I liked the picture of the bales so much I took another picture.
The last time I came this way it was pretty hard going – I was exhausted afterwards. However I mentioned that to MikeC when I’d bumped into him and then a third cyclist had stopped to ask about ways to cycle back to Cambridge. He thought that the track wasn’t too bad – well this time it wasn’t – I think I must have used it when the grass was long and after rain. This time around the track was firm and the grass was reasonably short. Swaffham Bulbeck Lode is to the left.
As you can see from the map I carried on past Lodes Way along the byway alongside the Lode. This field looked pretty well cultivated.
The byway after crossing Lodes Way becomes a fairly decent track.
After taking the Lord’s Ground Drove route back to Lodes Way I carried along Headlake drove and up to what the old map calls Blinkers Hill. This is a field of spuds getting irrigated, perhaps to make lifting them easier?
After Blinkers Hill the road gets a little more rutted and bumpy until Straight Drove where is deteriorates into a load of gravel with the odd bit of tarmac remaining. There were more fields with bales in them awaiting collection though. I think this was along the back way into Wicken. Although it could have been on the Upware Road. Come to think about it I think it was somewhere along the gravel road (Harrison’s Drove, but not to be confused with the Drove of the same name in Wicken Fen.)
It was official – I’d reached the halfway point. It probably was as well.
And that was when I must have neglected to take any pictures – I am not really sure why – it was just the greyness of the day I guess.
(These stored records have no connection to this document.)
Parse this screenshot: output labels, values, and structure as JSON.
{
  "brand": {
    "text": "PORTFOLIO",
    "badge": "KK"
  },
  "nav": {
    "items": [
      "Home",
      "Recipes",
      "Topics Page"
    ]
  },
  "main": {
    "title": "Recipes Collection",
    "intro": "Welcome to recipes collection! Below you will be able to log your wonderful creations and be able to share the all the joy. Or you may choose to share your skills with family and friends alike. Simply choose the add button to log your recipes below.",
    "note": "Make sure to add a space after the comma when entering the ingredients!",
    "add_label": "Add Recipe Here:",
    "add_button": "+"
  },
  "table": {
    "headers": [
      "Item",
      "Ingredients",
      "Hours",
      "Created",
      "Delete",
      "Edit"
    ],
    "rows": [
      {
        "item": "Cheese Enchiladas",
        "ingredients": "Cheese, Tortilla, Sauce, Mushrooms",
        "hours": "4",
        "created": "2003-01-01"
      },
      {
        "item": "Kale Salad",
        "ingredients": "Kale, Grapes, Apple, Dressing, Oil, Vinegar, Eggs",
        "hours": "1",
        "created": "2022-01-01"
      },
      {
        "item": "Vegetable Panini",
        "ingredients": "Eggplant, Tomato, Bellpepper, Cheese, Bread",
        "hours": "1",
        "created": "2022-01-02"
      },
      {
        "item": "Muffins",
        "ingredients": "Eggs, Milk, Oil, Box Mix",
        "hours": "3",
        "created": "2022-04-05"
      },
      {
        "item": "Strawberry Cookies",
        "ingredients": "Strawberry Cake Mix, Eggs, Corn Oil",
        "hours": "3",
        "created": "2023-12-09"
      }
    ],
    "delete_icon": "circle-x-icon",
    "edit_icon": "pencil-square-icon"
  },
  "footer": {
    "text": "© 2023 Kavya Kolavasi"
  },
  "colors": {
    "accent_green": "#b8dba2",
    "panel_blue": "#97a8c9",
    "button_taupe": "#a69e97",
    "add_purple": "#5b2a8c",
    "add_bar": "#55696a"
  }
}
I still enjoyed the ride out though, even on a grey day the Fens are worth riding through.
I will just point to this link with a rather nice picture of Burwell Station and bridge though, that is no longer there.